**WHAT THE TASK ASKS**
Print the data exactly as written, but leave out each picture.

Entries from a dataset of interfaces
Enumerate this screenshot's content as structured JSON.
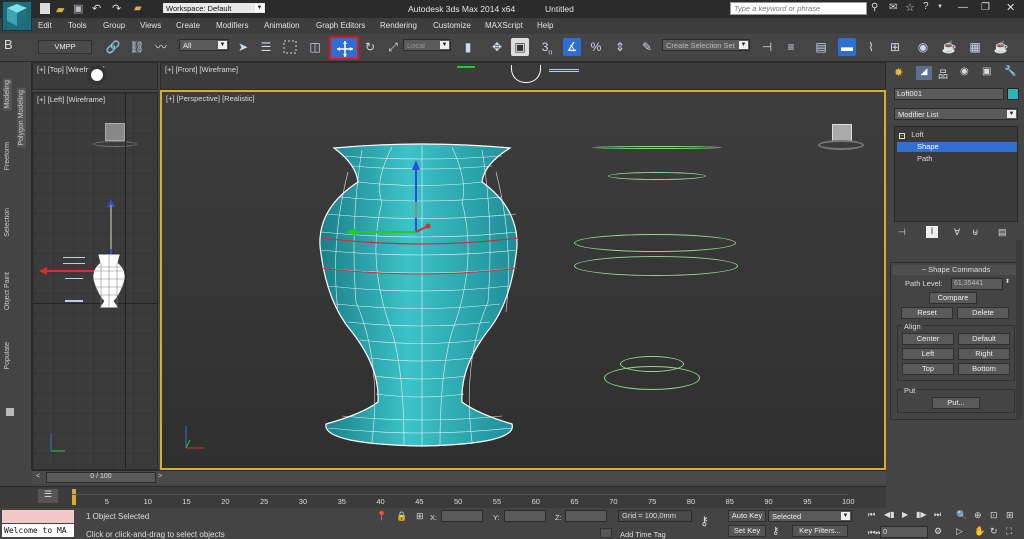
{
  "title_bar": {
    "workspace_label": "Workspace: Default",
    "app_title": "Autodesk 3ds Max  2014 x64",
    "doc_title": "Untitled",
    "search_placeholder": "Type a keyword or phrase"
  },
  "menu": [
    "Edit",
    "Tools",
    "Group",
    "Views",
    "Create",
    "Modifiers",
    "Animation",
    "Graph Editors",
    "Rendering",
    "Customize",
    "MAXScript",
    "Help"
  ],
  "toolbar": {
    "vmpp": "VMPP",
    "filter_value": "All",
    "coord_value": "Local",
    "selection_set_placeholder": "Create Selection Set",
    "snap_label": "3",
    "snap_sub": "n",
    "angle_label": "%",
    "highlighted_tool": "select-and-move",
    "highlight_color": "#e0141c"
  },
  "left_tabs": [
    "Modeling",
    "Polygon Modeling",
    "Freeform",
    "Selection",
    "Object Paint",
    "Populate"
  ],
  "viewports": {
    "top": "[+] [Top] [Wireframe]",
    "front": "[+] [Front] [Wireframe]",
    "left": "[+] [Left] [Wireframe]",
    "perspective": "[+] [Perspective] [Realistic]"
  },
  "command_panel": {
    "object_name": "Loft001",
    "object_color": "#2fb3b7",
    "modifier_list": "Modifier List",
    "stack": [
      "Loft",
      "Shape",
      "Path"
    ],
    "selected_item": "Shape",
    "rollout_title": "Shape Commands",
    "path_level_label": "Path Level:",
    "path_level_value": "61,35441",
    "compare": "Compare",
    "reset": "Reset",
    "delete": "Delete",
    "align_label": "Align",
    "center": "Center",
    "default": "Default",
    "left": "Left",
    "right": "Right",
    "top": "Top",
    "bottom": "Bottom",
    "put_label": "Put",
    "put_button": "Put..."
  },
  "timeline": {
    "frame_display": "0 / 100",
    "ticks": [
      "5",
      "10",
      "15",
      "20",
      "25",
      "30",
      "35",
      "40",
      "45",
      "50",
      "55",
      "60",
      "65",
      "70",
      "75",
      "80",
      "85",
      "90",
      "95",
      "100"
    ]
  },
  "status": {
    "listener": "Welcome to MA",
    "selected": "1 Object Selected",
    "prompt": "Click or click-and-drag to select objects",
    "x_label": "X:",
    "y_label": "Y:",
    "z_label": "Z:",
    "grid": "Grid = 100,0mm",
    "add_time_tag": "Add Time Tag",
    "auto_key": "Auto Key",
    "set_key": "Set Key",
    "key_mode": "Selected",
    "key_filters": "Key Filters...",
    "frame_value": "0"
  }
}
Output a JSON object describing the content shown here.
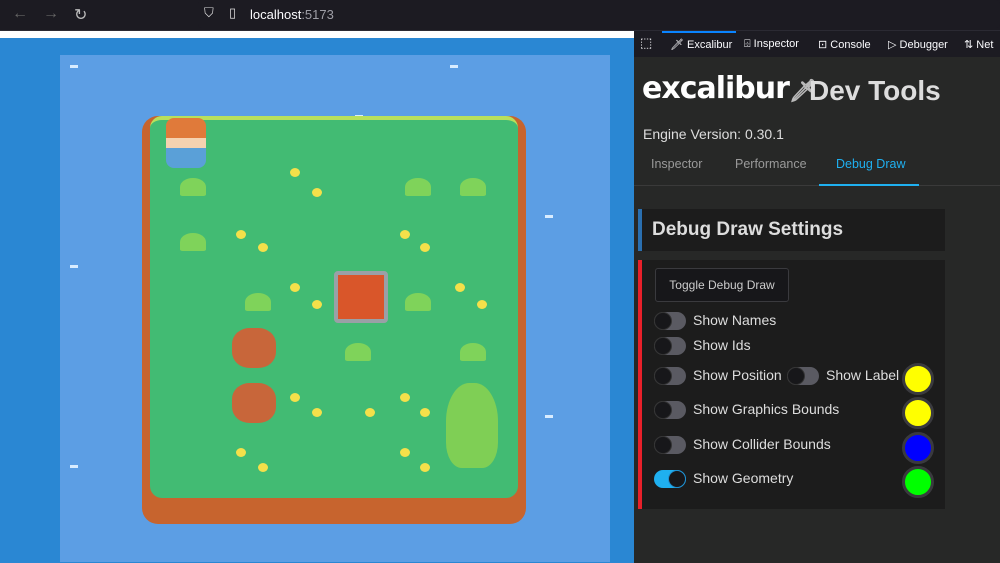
{
  "browser": {
    "url_host": "localhost",
    "url_port": ":5173",
    "icons": [
      "back-icon",
      "forward-icon",
      "reload-icon",
      "shield-icon",
      "page-icon"
    ]
  },
  "devtools_tabs": [
    {
      "label": "Excalibur",
      "icon": "sword-icon"
    },
    {
      "label": "Inspector",
      "icon": "inspector-icon"
    },
    {
      "label": "Console",
      "icon": "console-icon"
    },
    {
      "label": "Debugger",
      "icon": "debugger-icon"
    },
    {
      "label": "Net",
      "icon": "network-icon"
    }
  ],
  "panel": {
    "logo": "excalibur",
    "title": "Dev Tools",
    "engine_version": "Engine Version: 0.30.1",
    "tabs": [
      "Inspector",
      "Performance",
      "Debug Draw"
    ],
    "active_tab": "Debug Draw",
    "section_title": "Debug Draw Settings",
    "toggle_button": "Toggle Debug Draw",
    "options": [
      {
        "label": "Show Names",
        "on": false
      },
      {
        "label": "Show Ids",
        "on": false
      },
      {
        "label": "Show Position",
        "on": false,
        "color": "#ffff00"
      },
      {
        "label": "Show Label",
        "on": false
      },
      {
        "label": "Show Graphics Bounds",
        "on": false,
        "color": "#ffff00"
      },
      {
        "label": "Show Collider Bounds",
        "on": false,
        "color": "#0000ff"
      },
      {
        "label": "Show Geometry",
        "on": true,
        "color": "#00ff00"
      }
    ]
  },
  "colors": {
    "accent": "#1fb0f0",
    "section_bar": "#e8202a",
    "header_bar": "#2a6fb0"
  }
}
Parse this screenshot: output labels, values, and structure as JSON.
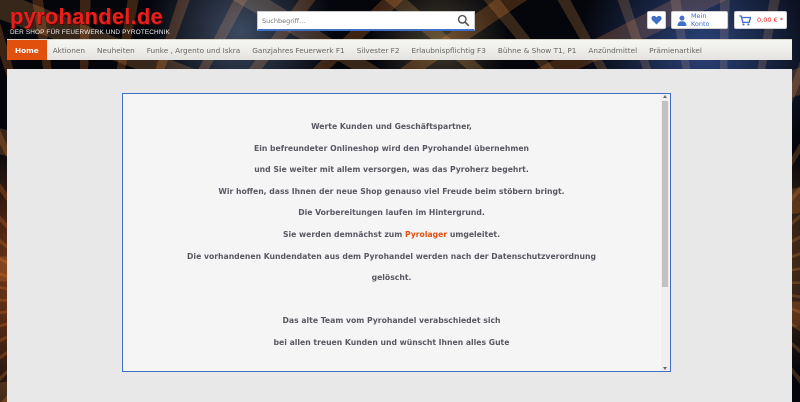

**EXERCISE RESPONSE**
Enumerate this screenshot's content as structured JSON.
{
  "title_bar": {
    "workspace_label": "Workspace: Default",
    "app_title": "Autodesk 3ds Max  2014 x64",
    "doc_title": "Untitled",
    "search_placeholder": "Type a keyword or phrase"
  },
  "menu": [
    "Edit",
    "Tools",
    "Group",
    "Views",
    "Create",
    "Modifiers",
    "Animation",
    "Graph Editors",
    "Rendering",
    "Customize",
    "MAXScript",
    "Help"
  ],
  "toolbar": {
    "vmpp": "VMPP",
    "filter_value": "All",
    "coord_value": "Local",
    "selection_set_placeholder": "Create Selection Set",
    "snap_label": "3",
    "snap_sub": "n",
    "angle_label": "%",
    "highlighted_tool": "select-and-move",
    "highlight_color": "#e0141c"
  },
  "left_tabs": [
    "Modeling",
    "Polygon Modeling",
    "Freeform",
    "Selection",
    "Object Paint",
    "Populate"
  ],
  "viewports": {
    "top": "[+] [Top] [Wireframe]",
    "front": "[+] [Front] [Wireframe]",
    "left": "[+] [Left] [Wireframe]",
    "perspective": "[+] [Perspective] [Realistic]"
  },
  "command_panel": {
    "object_name": "Loft001",
    "object_color": "#2fb3b7",
    "modifier_list": "Modifier List",
    "stack": [
      "Loft",
      "Shape",
      "Path"
    ],
    "selected_item": "Shape",
    "rollout_title": "Shape Commands",
    "path_level_label": "Path Level:",
    "path_level_value": "61,35441",
    "compare": "Compare",
    "reset": "Reset",
    "delete": "Delete",
    "align_label": "Align",
    "center": "Center",
    "default": "Default",
    "left": "Left",
    "right": "Right",
    "top": "Top",
    "bottom": "Bottom",
    "put_label": "Put",
    "put_button": "Put..."
  },
  "timeline": {
    "frame_display": "0 / 100",
    "ticks": [
      "5",
      "10",
      "15",
      "20",
      "25",
      "30",
      "35",
      "40",
      "45",
      "50",
      "55",
      "60",
      "65",
      "70",
      "75",
      "80",
      "85",
      "90",
      "95",
      "100"
    ]
  },
  "status": {
    "listener": "Welcome to MA",
    "selected": "1 Object Selected",
    "prompt": "Click or click-and-drag to select objects",
    "x_label": "X:",
    "y_label": "Y:",
    "z_label": "Z:",
    "grid": "Grid = 100,0mm",
    "add_time_tag": "Add Time Tag",
    "auto_key": "Auto Key",
    "set_key": "Set Key",
    "key_mode": "Selected",
    "key_filters": "Key Filters...",
    "frame_value": "0"
  }
}
Output a JSON object describing the content shown here.
{
  "browser": {
    "url_host": "localhost",
    "url_port": ":5173",
    "icons": [
      "back-icon",
      "forward-icon",
      "reload-icon",
      "shield-icon",
      "page-icon"
    ]
  },
  "devtools_tabs": [
    {
      "label": "Excalibur",
      "icon": "sword-icon"
    },
    {
      "label": "Inspector",
      "icon": "inspector-icon"
    },
    {
      "label": "Console",
      "icon": "console-icon"
    },
    {
      "label": "Debugger",
      "icon": "debugger-icon"
    },
    {
      "label": "Net",
      "icon": "network-icon"
    }
  ],
  "panel": {
    "logo": "excalibur",
    "title": "Dev Tools",
    "engine_version": "Engine Version: 0.30.1",
    "tabs": [
      "Inspector",
      "Performance",
      "Debug Draw"
    ],
    "active_tab": "Debug Draw",
    "section_title": "Debug Draw Settings",
    "toggle_button": "Toggle Debug Draw",
    "options": [
      {
        "label": "Show Names",
        "on": false
      },
      {
        "label": "Show Ids",
        "on": false
      },
      {
        "label": "Show Position",
        "on": false,
        "color": "#ffff00"
      },
      {
        "label": "Show Label",
        "on": false
      },
      {
        "label": "Show Graphics Bounds",
        "on": false,
        "color": "#ffff00"
      },
      {
        "label": "Show Collider Bounds",
        "on": false,
        "color": "#0000ff"
      },
      {
        "label": "Show Geometry",
        "on": true,
        "color": "#00ff00"
      }
    ]
  },
  "colors": {
    "accent": "#1fb0f0",
    "section_bar": "#e8202a",
    "header_bar": "#2a6fb0"
  }
}
Parse this screenshot: output labels, values, and structure as JSON.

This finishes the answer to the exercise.